*** Begin section ***

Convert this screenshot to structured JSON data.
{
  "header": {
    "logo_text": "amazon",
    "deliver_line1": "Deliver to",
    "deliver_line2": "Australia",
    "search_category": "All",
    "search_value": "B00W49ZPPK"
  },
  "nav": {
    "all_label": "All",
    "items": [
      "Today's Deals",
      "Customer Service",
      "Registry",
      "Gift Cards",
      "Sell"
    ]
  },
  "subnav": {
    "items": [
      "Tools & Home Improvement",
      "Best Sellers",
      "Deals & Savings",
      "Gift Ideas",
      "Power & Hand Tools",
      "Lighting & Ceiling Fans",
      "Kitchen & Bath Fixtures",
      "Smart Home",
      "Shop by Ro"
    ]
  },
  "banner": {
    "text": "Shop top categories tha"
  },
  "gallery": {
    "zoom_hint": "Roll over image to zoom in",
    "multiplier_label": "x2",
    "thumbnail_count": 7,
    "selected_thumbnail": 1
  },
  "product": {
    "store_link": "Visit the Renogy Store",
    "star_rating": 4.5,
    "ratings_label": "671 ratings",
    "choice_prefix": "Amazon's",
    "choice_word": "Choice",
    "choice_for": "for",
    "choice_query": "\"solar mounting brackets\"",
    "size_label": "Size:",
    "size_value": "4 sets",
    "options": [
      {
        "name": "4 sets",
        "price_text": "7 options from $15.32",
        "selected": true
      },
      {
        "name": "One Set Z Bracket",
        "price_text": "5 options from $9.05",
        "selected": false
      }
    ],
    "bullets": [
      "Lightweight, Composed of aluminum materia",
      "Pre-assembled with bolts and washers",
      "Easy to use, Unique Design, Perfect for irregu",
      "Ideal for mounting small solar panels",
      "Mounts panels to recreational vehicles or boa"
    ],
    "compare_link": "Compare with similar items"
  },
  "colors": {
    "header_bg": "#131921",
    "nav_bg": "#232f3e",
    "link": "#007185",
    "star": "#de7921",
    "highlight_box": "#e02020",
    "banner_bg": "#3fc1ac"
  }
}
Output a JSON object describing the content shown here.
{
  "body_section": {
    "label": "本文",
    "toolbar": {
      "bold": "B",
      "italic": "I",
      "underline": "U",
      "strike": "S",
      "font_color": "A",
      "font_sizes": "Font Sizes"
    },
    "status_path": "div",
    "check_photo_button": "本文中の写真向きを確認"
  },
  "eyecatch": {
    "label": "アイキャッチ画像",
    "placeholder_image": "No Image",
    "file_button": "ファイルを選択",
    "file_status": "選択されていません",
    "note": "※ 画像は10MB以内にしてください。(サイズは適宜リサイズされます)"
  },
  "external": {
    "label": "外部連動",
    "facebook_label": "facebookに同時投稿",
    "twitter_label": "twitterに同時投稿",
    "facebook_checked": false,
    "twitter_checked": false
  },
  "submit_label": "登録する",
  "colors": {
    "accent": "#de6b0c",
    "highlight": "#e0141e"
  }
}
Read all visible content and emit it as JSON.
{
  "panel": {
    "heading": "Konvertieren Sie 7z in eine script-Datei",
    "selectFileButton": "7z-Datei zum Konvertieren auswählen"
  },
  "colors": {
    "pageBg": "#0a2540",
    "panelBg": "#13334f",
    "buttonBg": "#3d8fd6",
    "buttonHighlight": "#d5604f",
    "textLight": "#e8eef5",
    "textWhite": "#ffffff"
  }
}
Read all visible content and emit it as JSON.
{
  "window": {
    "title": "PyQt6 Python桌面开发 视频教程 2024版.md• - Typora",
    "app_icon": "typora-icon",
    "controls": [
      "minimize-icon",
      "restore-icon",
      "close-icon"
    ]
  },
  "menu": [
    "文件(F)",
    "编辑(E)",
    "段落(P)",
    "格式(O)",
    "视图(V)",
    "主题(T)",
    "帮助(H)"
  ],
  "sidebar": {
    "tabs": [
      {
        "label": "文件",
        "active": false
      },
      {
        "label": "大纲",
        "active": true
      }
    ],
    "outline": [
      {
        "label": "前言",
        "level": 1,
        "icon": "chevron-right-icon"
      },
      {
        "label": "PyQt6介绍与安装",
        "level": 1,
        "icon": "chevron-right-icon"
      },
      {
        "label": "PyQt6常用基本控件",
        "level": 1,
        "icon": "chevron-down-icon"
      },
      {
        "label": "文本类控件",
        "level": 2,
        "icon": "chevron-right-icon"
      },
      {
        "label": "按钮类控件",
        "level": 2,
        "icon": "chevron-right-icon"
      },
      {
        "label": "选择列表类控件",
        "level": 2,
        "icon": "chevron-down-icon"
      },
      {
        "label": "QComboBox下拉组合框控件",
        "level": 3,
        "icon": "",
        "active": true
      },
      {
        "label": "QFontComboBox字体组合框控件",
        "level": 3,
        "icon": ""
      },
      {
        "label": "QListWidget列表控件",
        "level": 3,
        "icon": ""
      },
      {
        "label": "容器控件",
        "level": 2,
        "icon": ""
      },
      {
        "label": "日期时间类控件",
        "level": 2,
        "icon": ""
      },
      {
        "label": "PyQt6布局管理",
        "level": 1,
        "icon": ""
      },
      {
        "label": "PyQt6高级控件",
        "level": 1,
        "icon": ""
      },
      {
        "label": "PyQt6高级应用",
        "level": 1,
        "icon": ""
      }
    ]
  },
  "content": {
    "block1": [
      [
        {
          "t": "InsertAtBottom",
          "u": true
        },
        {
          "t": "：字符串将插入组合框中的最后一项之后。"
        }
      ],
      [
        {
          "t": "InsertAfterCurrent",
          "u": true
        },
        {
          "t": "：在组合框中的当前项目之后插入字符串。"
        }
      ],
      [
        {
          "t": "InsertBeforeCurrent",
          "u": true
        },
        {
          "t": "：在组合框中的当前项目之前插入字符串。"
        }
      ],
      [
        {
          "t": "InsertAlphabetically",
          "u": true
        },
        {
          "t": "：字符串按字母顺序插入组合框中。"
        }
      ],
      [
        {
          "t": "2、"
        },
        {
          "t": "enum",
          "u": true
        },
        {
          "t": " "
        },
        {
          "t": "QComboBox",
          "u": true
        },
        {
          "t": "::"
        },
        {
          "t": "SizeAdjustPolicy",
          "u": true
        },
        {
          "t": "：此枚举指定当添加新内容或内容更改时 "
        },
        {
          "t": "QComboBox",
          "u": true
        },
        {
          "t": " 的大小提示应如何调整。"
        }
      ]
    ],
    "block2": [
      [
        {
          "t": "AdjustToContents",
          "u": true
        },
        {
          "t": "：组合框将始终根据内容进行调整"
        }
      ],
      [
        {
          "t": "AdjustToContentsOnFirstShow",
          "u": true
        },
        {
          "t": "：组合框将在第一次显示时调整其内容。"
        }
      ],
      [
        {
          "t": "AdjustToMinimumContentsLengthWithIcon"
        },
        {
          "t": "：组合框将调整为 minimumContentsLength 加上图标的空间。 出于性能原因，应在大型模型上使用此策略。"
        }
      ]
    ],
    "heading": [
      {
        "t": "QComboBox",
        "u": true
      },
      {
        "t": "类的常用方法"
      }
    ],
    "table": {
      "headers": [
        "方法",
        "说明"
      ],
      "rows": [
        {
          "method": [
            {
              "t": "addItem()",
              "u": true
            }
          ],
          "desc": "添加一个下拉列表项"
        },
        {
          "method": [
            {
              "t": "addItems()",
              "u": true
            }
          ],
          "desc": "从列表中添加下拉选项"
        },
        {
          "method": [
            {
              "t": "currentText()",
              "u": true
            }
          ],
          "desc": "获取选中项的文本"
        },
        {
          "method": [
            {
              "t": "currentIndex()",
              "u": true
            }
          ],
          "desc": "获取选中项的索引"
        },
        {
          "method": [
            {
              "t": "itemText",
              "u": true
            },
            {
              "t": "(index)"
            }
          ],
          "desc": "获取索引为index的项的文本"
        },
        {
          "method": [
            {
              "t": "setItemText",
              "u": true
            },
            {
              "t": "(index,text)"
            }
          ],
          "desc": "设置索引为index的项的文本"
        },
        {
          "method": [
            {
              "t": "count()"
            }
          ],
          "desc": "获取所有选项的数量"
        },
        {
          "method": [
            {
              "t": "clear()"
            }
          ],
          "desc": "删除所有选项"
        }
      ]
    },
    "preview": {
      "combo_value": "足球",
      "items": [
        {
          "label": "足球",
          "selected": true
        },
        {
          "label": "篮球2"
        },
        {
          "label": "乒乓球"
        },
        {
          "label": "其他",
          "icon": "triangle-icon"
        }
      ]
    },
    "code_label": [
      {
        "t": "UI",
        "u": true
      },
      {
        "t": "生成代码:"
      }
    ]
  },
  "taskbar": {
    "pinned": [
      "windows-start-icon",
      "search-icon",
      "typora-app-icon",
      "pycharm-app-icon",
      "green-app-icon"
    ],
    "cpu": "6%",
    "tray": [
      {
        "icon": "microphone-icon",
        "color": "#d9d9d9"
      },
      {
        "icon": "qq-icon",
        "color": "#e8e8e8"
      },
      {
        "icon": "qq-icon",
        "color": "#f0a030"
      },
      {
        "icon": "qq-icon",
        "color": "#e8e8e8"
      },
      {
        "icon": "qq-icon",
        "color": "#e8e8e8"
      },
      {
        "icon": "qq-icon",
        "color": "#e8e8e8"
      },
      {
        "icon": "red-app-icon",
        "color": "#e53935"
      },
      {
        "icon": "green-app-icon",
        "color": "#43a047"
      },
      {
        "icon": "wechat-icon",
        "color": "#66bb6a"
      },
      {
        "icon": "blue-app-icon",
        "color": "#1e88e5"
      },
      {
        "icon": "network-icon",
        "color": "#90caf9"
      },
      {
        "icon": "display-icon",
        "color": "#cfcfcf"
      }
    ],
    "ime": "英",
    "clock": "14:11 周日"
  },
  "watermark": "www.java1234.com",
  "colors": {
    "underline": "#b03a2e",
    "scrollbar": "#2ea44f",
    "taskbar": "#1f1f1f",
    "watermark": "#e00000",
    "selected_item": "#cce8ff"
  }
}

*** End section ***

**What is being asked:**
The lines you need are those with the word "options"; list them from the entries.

**Expected output:**
    "options": [
        "price_text": "7 options from $15.32",
        "price_text": "5 options from $9.05",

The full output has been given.